The other features are divided into travel segments. “The Pacific” zeroes in on the creation of the off-shore oil rigs and the other scenes set in the middle of the ocean, while the “London” section discusses those backgrounds and the Bond spy aspects. “Paris” does the same thing with those sequences, and also includes an art gallery. “Munich” has several deleted scenes, a “Mater-Hosen” clip, a German trailer, and more artwork. “Prague” is just a quick alternate opening and more art, while “Porta Costa” gives you features on the Italian section. The biggest section is “Tokyo,” with all sorts of featurettes, artwork, and Japanese trailer. And of course there’s a section on “Radiator Springs” and “Cars” origins, some of which you also get in an “Emeryville” section and behind-the-scenes promotion. Throw in “The Nuts & Bolts of Cars Land” and all totaled there’s about two hours of material here.
What’s more, the Pixar guys went back to something we haven’t seen for a while: Easter Eggs. So as you navigate each menu screen, be sure click on other things.
“Cars 2” is still a solid film, but one with flaws. We’re just not used to seeing that from Lasseter’s bunch. Fans are apt to forgive, though, once they enter this new auto world.
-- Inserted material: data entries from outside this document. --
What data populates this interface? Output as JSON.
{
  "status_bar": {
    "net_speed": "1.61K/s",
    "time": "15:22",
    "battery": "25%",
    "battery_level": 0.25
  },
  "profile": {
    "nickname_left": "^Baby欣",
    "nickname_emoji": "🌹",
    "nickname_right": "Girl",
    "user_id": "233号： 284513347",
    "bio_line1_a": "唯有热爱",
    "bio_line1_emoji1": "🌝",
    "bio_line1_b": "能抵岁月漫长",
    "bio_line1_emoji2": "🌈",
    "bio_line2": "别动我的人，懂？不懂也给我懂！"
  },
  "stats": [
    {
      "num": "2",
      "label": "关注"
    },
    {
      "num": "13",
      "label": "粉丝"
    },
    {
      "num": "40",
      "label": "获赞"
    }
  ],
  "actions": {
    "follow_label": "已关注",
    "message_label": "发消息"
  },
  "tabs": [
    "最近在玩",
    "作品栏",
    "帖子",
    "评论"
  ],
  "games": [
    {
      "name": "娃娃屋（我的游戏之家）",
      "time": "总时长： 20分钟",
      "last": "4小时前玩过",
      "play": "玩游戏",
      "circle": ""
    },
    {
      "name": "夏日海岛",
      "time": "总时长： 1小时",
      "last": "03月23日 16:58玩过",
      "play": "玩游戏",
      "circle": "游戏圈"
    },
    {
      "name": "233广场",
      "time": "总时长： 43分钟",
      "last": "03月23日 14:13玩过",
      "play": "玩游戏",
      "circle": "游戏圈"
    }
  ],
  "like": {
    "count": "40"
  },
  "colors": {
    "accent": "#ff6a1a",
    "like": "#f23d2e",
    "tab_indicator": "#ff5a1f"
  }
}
It’s so eye-popping that “Cars 2” easily ranks as one of the best 3D entries this year.